David’s eyes narrow. “I only did that to—”
“I know why you did it,” Artemis says. “You had to release the memory from the force that bound it. I understand your reasons. But it affected you, and your body is adapting to it the same way a metahuman adapts to the manifestation of his or her gifts. You aren’t stupid, David, and I recommend you move past denial as quickly as you can to prepare for what happens next.”
David starts to retort, hesitates, then his expression sinks into a scowl.
“At the moment, the most important thing for you to do is sleep,” Artemis says. “Your body needs it. It’s… well, essentially it’s recalibrating itself to a new set of specifications.”
“Specifications,” David says. “What specifications?”
“An excellent question,” Artemis says. “One we will have to explore, in depth, at a later date. For the moment, stop fighting it. Stop struggling to stay awake. I realize this isn’t the most convenient time or place, but there’s nothing to be done for that. Trust me, if you can, and allow me to make sure we get out of here alive.”
David exhales through his teeth, the hiss of his breath a sound of pure frustration. “I don’t really understand. But I don’t have to, I guess. All right, Artemis. I’ll trust you, and… take a nap. I guess.”
“Good,” Artemis says. “I will keep us safe.”
David closes his eyes.
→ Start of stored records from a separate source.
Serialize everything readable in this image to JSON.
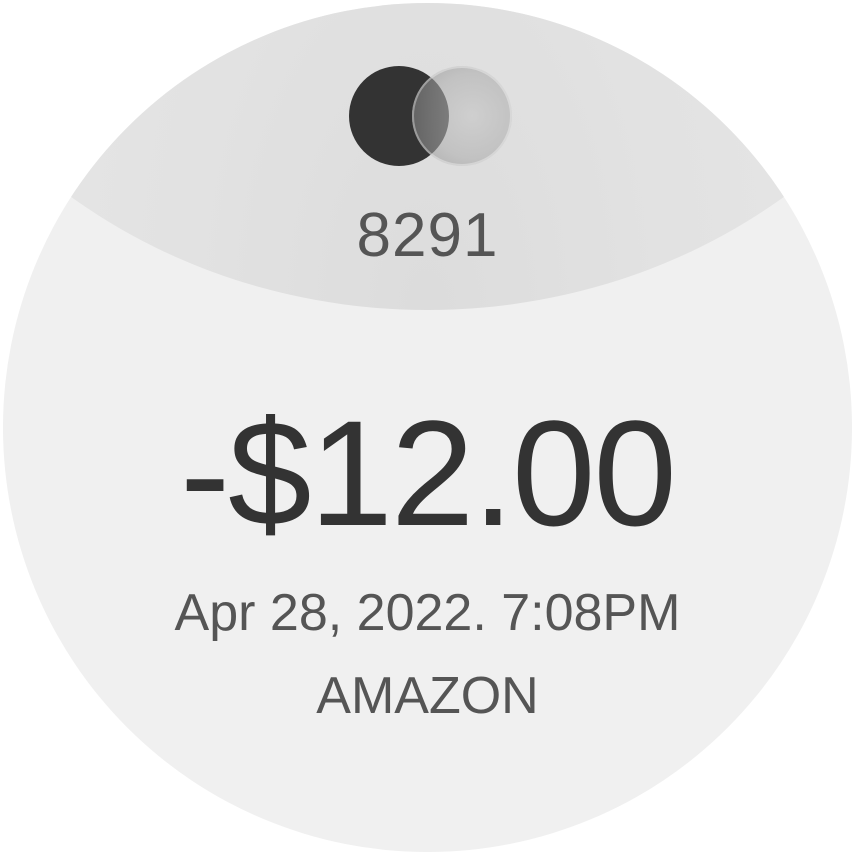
{
  "card": {
    "icon": "card-network-logo-icon",
    "last4": "8291"
  },
  "transaction": {
    "amount": "-$12.00",
    "datetime": "Apr 28, 2022. 7:08PM",
    "merchant": "AMAZON"
  },
  "colors": {
    "face_background": "#f0f0f0",
    "top_cap": "#e4e4e4",
    "primary_text": "#333333",
    "secondary_text": "#555555",
    "logo_dark": "#333333",
    "logo_light": "#c4c4c4"
  }
}
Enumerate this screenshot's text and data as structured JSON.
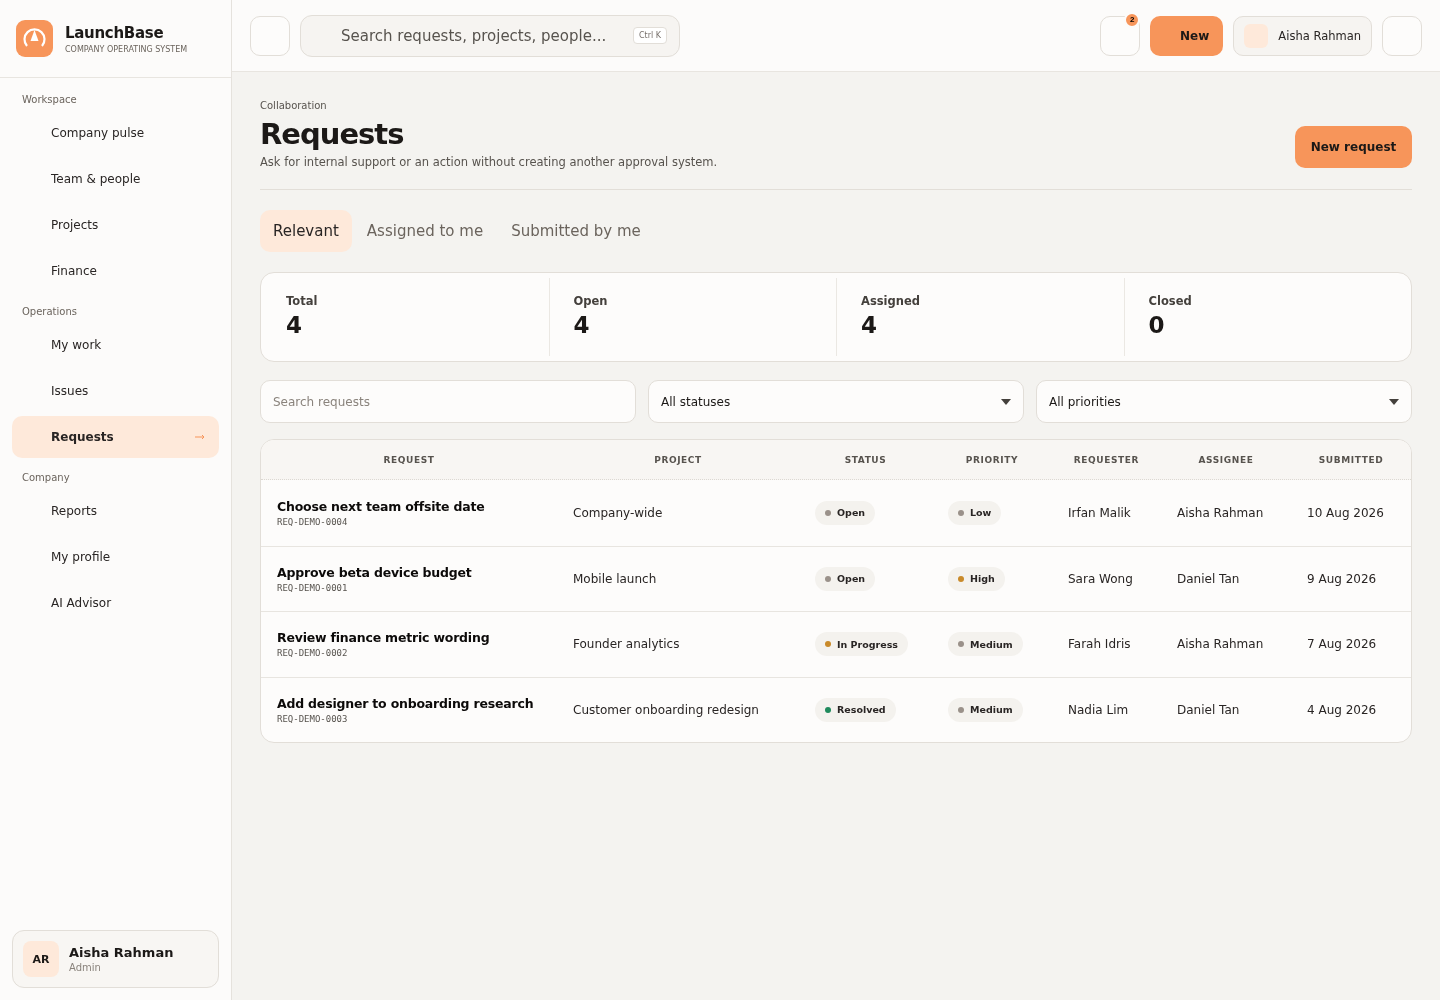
{
  "brand": {
    "name": "LaunchBase",
    "tagline": "COMPANY OPERATING SYSTEM"
  },
  "sidebar": {
    "sections": [
      {
        "title": "Workspace",
        "items": [
          {
            "label": "Company pulse",
            "selected": false
          },
          {
            "label": "Team & people",
            "selected": false
          },
          {
            "label": "Projects",
            "selected": false
          },
          {
            "label": "Finance",
            "selected": false
          }
        ]
      },
      {
        "title": "Operations",
        "items": [
          {
            "label": "My work",
            "selected": false
          },
          {
            "label": "Issues",
            "selected": false
          },
          {
            "label": "Requests",
            "selected": true
          }
        ]
      },
      {
        "title": "Company",
        "items": [
          {
            "label": "Reports",
            "selected": false
          },
          {
            "label": "My profile",
            "selected": false
          },
          {
            "label": "AI Advisor",
            "selected": false
          }
        ]
      }
    ],
    "user": {
      "initials": "AR",
      "name": "Aisha Rahman",
      "role": "Admin"
    }
  },
  "topbar": {
    "search_placeholder": "Search requests, projects, people...",
    "shortcut": "Ctrl K",
    "notification_count": "2",
    "new_button": "New",
    "user_name": "Aisha Rahman"
  },
  "page": {
    "breadcrumb": "Collaboration",
    "title": "Requests",
    "subtitle": "Ask for internal support or an action without creating another approval system.",
    "action": "New request"
  },
  "tabs": [
    {
      "label": "Relevant",
      "selected": true
    },
    {
      "label": "Assigned to me",
      "selected": false
    },
    {
      "label": "Submitted by me",
      "selected": false
    }
  ],
  "stats": [
    {
      "label": "Total",
      "value": "4"
    },
    {
      "label": "Open",
      "value": "4"
    },
    {
      "label": "Assigned",
      "value": "4"
    },
    {
      "label": "Closed",
      "value": "0"
    }
  ],
  "filters": {
    "search_placeholder": "Search requests",
    "status": "All statuses",
    "priority": "All priorities"
  },
  "table": {
    "columns": [
      "REQUEST",
      "PROJECT",
      "STATUS",
      "PRIORITY",
      "REQUESTER",
      "ASSIGNEE",
      "SUBMITTED"
    ],
    "rows": [
      {
        "title": "Choose next team offsite date",
        "id": "REQ-DEMO-0004",
        "project": "Company-wide",
        "status": {
          "label": "Open",
          "color": "#9a918a"
        },
        "priority": {
          "label": "Low",
          "color": "#9a918a"
        },
        "requester": "Irfan Malik",
        "assignee": "Aisha Rahman",
        "submitted": "10 Aug 2026"
      },
      {
        "title": "Approve beta device budget",
        "id": "REQ-DEMO-0001",
        "project": "Mobile launch",
        "status": {
          "label": "Open",
          "color": "#9a918a"
        },
        "priority": {
          "label": "High",
          "color": "#c98a2a"
        },
        "requester": "Sara Wong",
        "assignee": "Daniel Tan",
        "submitted": "9 Aug 2026"
      },
      {
        "title": "Review finance metric wording",
        "id": "REQ-DEMO-0002",
        "project": "Founder analytics",
        "status": {
          "label": "In Progress",
          "color": "#c98a2a"
        },
        "priority": {
          "label": "Medium",
          "color": "#9a918a"
        },
        "requester": "Farah Idris",
        "assignee": "Aisha Rahman",
        "submitted": "7 Aug 2026"
      },
      {
        "title": "Add designer to onboarding research",
        "id": "REQ-DEMO-0003",
        "project": "Customer onboarding redesign",
        "status": {
          "label": "Resolved",
          "color": "#1f8a5c"
        },
        "priority": {
          "label": "Medium",
          "color": "#9a918a"
        },
        "requester": "Nadia Lim",
        "assignee": "Daniel Tan",
        "submitted": "4 Aug 2026"
      }
    ]
  }
}
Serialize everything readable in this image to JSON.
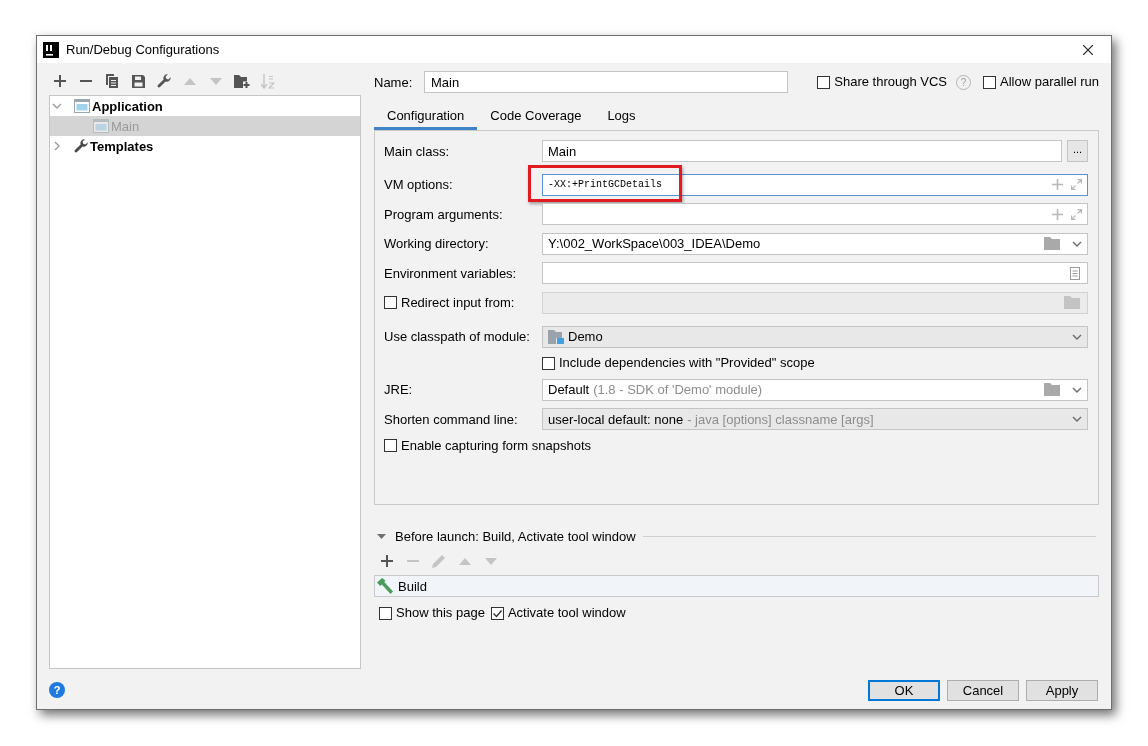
{
  "window": {
    "title": "Run/Debug Configurations"
  },
  "toolbar": [
    {
      "kind": "add",
      "disabled": false
    },
    {
      "kind": "remove",
      "disabled": false
    },
    {
      "kind": "copy",
      "disabled": false
    },
    {
      "kind": "save",
      "disabled": false
    },
    {
      "kind": "templates",
      "disabled": false
    },
    {
      "kind": "up",
      "disabled": true
    },
    {
      "kind": "down",
      "disabled": true
    },
    {
      "kind": "folder",
      "disabled": false
    },
    {
      "kind": "sort",
      "disabled": true
    }
  ],
  "tree": [
    {
      "kind": "type",
      "label": "Application",
      "expanded": true,
      "selected": false,
      "children": [
        {
          "kind": "configuration",
          "label": "Main",
          "selected": true,
          "temporary": true
        }
      ]
    },
    {
      "kind": "templates",
      "label": "Templates",
      "expanded": false,
      "selected": false
    }
  ],
  "name_field": {
    "label": "Name:",
    "value": "Main"
  },
  "share_through_vcs": {
    "label": "Share through VCS",
    "checked": false,
    "help": "?"
  },
  "allow_parallel_run": {
    "label": "Allow parallel run",
    "checked": false
  },
  "tabs": [
    {
      "label": "Configuration",
      "selected": true
    },
    {
      "label": "Code Coverage",
      "selected": false
    },
    {
      "label": "Logs",
      "selected": false
    }
  ],
  "form": [
    {
      "kind": "class",
      "label": "Main class:",
      "value": "Main",
      "button": "...",
      "focused": false,
      "highlighted": false
    },
    {
      "kind": "expandable",
      "label": "VM options:",
      "value": "-XX:+PrintGCDetails",
      "focused": true,
      "highlighted": true
    },
    {
      "kind": "expandable",
      "label": "Program arguments:",
      "focused": false,
      "highlighted": false
    },
    {
      "kind": "directory",
      "label": "Working directory:",
      "value": "Y:\\002_WorkSpace\\003_IDEA\\Demo",
      "focused": false,
      "highlighted": false
    },
    {
      "kind": "environment",
      "label": "Environment variables:",
      "focused": false,
      "highlighted": false
    },
    {
      "kind": "redirect",
      "label": "Redirect input from:",
      "checked": false,
      "focused": false,
      "highlighted": false
    },
    {
      "kind": "module",
      "label": "Use classpath of module:",
      "value": "Demo",
      "focused": false,
      "highlighted": false
    },
    {
      "kind": "option",
      "label": "Include dependencies with \"Provided\" scope",
      "checked": false,
      "highlighted": false
    },
    {
      "kind": "jre",
      "label": "JRE:",
      "value": "Default",
      "hint": "(1.8 - SDK of 'Demo' module)",
      "focused": false,
      "highlighted": false
    },
    {
      "kind": "combo",
      "label": "Shorten command line:",
      "value": "user-local default: none",
      "hint": "- java [options] classname [args]",
      "focused": false,
      "highlighted": false
    },
    {
      "kind": "checkbox",
      "label": "Enable capturing form snapshots",
      "checked": false,
      "highlighted": false
    }
  ],
  "before_launch": {
    "title": "Before launch: Build, Activate tool window",
    "expanded": true,
    "toolbar": [
      {
        "kind": "add",
        "disabled": false
      },
      {
        "kind": "remove",
        "disabled": true
      },
      {
        "kind": "edit",
        "disabled": true
      },
      {
        "kind": "up",
        "disabled": true
      },
      {
        "kind": "down",
        "disabled": true
      }
    ],
    "tasks": [
      {
        "kind": "build",
        "label": "Build"
      }
    ],
    "show_this_page": {
      "label": "Show this page",
      "checked": false
    },
    "activate_tool_window": {
      "label": "Activate tool window",
      "checked": true
    }
  },
  "help_button": "?",
  "buttons": [
    {
      "label": "OK",
      "default": true
    },
    {
      "label": "Cancel",
      "default": false
    },
    {
      "label": "Apply",
      "default": false
    }
  ]
}
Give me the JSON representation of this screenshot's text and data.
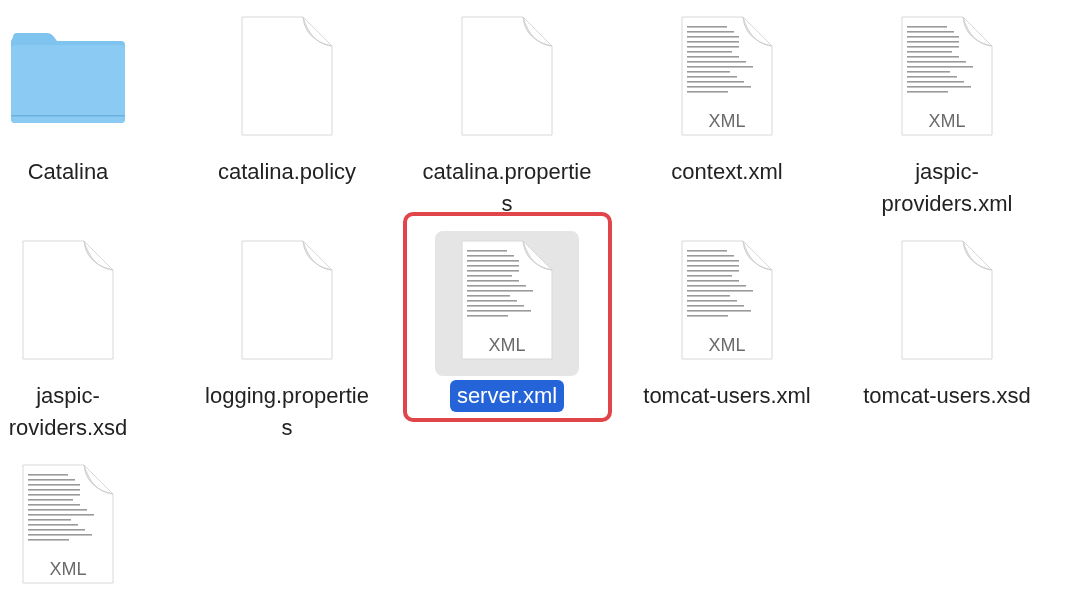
{
  "items": [
    {
      "kind": "folder",
      "label": [
        "Catalina"
      ],
      "selected": false,
      "annotated": false
    },
    {
      "kind": "blank",
      "label": [
        "catalina.policy"
      ],
      "selected": false,
      "annotated": false
    },
    {
      "kind": "blank",
      "label": [
        "catalina.propertie",
        "s"
      ],
      "selected": false,
      "annotated": false
    },
    {
      "kind": "preview",
      "badge": "XML",
      "label": [
        "context.xml"
      ],
      "selected": false,
      "annotated": false
    },
    {
      "kind": "preview",
      "badge": "XML",
      "label": [
        "jaspic-",
        "providers.xml"
      ],
      "selected": false,
      "annotated": false
    },
    {
      "kind": "blank",
      "label": [
        "jaspic-",
        "roviders.xsd"
      ],
      "selected": false,
      "annotated": false
    },
    {
      "kind": "blank",
      "label": [
        "logging.propertie",
        "s"
      ],
      "selected": false,
      "annotated": false
    },
    {
      "kind": "preview",
      "badge": "XML",
      "label": [
        "server.xml"
      ],
      "selected": true,
      "annotated": true
    },
    {
      "kind": "preview",
      "badge": "XML",
      "label": [
        "tomcat-users.xml"
      ],
      "selected": false,
      "annotated": false
    },
    {
      "kind": "blank",
      "label": [
        "tomcat-users.xsd"
      ],
      "selected": false,
      "annotated": false
    },
    {
      "kind": "preview",
      "badge": "XML",
      "selected": false,
      "annotated": false
    }
  ]
}
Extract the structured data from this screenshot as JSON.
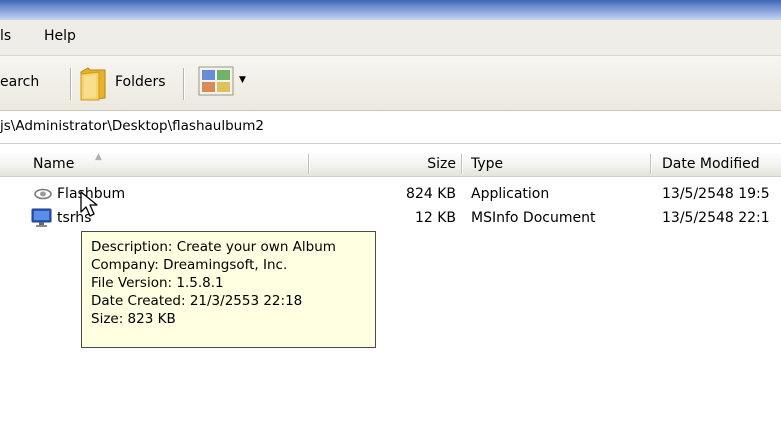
{
  "menu": {
    "items": [
      {
        "label": "ls"
      },
      {
        "label": "Help"
      }
    ]
  },
  "toolbar": {
    "search_label": "earch",
    "folders_label": "Folders",
    "views_icon": "views-icon",
    "folder_icon": "folder-icon"
  },
  "address": {
    "path": "js\\Administrator\\Desktop\\flashaulbum2"
  },
  "columns": {
    "name": "Name",
    "size": "Size",
    "type": "Type",
    "date_modified": "Date Modified"
  },
  "files": [
    {
      "name": "Flashbum",
      "size": "824 KB",
      "type": "Application",
      "date_modified": "13/5/2548 19:5",
      "icon": "flash-app-icon"
    },
    {
      "name": "tsrhs",
      "size": "12 KB",
      "type": "MSInfo Document",
      "date_modified": "13/5/2548 22:1",
      "icon": "msinfo-document-icon"
    }
  ],
  "tooltip": {
    "description": "Description: Create your own Album",
    "company": "Company: Dreamingsoft, Inc.",
    "file_version": "File Version: 1.5.8.1",
    "date_created": "Date Created: 21/3/2553 22:18",
    "size": "Size: 823 KB"
  },
  "colors": {
    "tooltip_bg": "#ffffe1",
    "menubar_bg": "#eeede7",
    "title_blue": "#3e66b3"
  }
}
It doesn’t take long after that—his breathing steadies into the rhythmic cadence of sleep.
“Sleep well, David.”
Artemis stands, straightens, and returns his attention to the endless gray water.